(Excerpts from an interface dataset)
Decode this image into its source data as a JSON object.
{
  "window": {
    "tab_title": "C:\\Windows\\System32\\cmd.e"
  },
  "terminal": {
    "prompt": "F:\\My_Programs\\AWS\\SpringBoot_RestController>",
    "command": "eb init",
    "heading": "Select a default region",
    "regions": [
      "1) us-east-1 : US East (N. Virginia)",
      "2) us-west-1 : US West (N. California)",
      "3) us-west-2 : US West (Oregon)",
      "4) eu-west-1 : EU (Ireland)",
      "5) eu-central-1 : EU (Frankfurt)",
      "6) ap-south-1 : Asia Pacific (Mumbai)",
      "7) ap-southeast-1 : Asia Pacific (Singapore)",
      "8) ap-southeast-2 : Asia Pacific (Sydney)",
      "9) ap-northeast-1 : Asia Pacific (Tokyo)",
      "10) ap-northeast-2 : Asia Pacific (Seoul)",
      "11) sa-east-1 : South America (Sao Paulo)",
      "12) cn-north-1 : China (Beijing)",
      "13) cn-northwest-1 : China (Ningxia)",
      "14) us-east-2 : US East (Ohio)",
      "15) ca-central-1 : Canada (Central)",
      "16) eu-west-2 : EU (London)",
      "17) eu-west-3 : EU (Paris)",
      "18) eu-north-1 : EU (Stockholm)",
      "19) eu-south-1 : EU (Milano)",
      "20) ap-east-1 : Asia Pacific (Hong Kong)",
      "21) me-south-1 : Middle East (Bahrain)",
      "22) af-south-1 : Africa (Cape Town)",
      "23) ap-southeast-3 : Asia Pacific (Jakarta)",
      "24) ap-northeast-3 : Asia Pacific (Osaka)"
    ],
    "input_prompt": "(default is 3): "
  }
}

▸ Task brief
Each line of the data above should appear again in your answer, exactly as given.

▸ Response area
Decode this image into its source data as a JSON object.
{
  "window": {
    "tab_title": "C:\\Windows\\System32\\cmd.e"
  },
  "terminal": {
    "prompt": "F:\\My_Programs\\AWS\\SpringBoot_RestController>",
    "command": "eb init",
    "heading": "Select a default region",
    "regions": [
      "1) us-east-1 : US East (N. Virginia)",
      "2) us-west-1 : US West (N. California)",
      "3) us-west-2 : US West (Oregon)",
      "4) eu-west-1 : EU (Ireland)",
      "5) eu-central-1 : EU (Frankfurt)",
      "6) ap-south-1 : Asia Pacific (Mumbai)",
      "7) ap-southeast-1 : Asia Pacific (Singapore)",
      "8) ap-southeast-2 : Asia Pacific (Sydney)",
      "9) ap-northeast-1 : Asia Pacific (Tokyo)",
      "10) ap-northeast-2 : Asia Pacific (Seoul)",
      "11) sa-east-1 : South America (Sao Paulo)",
      "12) cn-north-1 : China (Beijing)",
      "13) cn-northwest-1 : China (Ningxia)",
      "14) us-east-2 : US East (Ohio)",
      "15) ca-central-1 : Canada (Central)",
      "16) eu-west-2 : EU (London)",
      "17) eu-west-3 : EU (Paris)",
      "18) eu-north-1 : EU (Stockholm)",
      "19) eu-south-1 : EU (Milano)",
      "20) ap-east-1 : Asia Pacific (Hong Kong)",
      "21) me-south-1 : Middle East (Bahrain)",
      "22) af-south-1 : Africa (Cape Town)",
      "23) ap-southeast-3 : Asia Pacific (Jakarta)",
      "24) ap-northeast-3 : Asia Pacific (Osaka)"
    ],
    "input_prompt": "(default is 3): "
  }
}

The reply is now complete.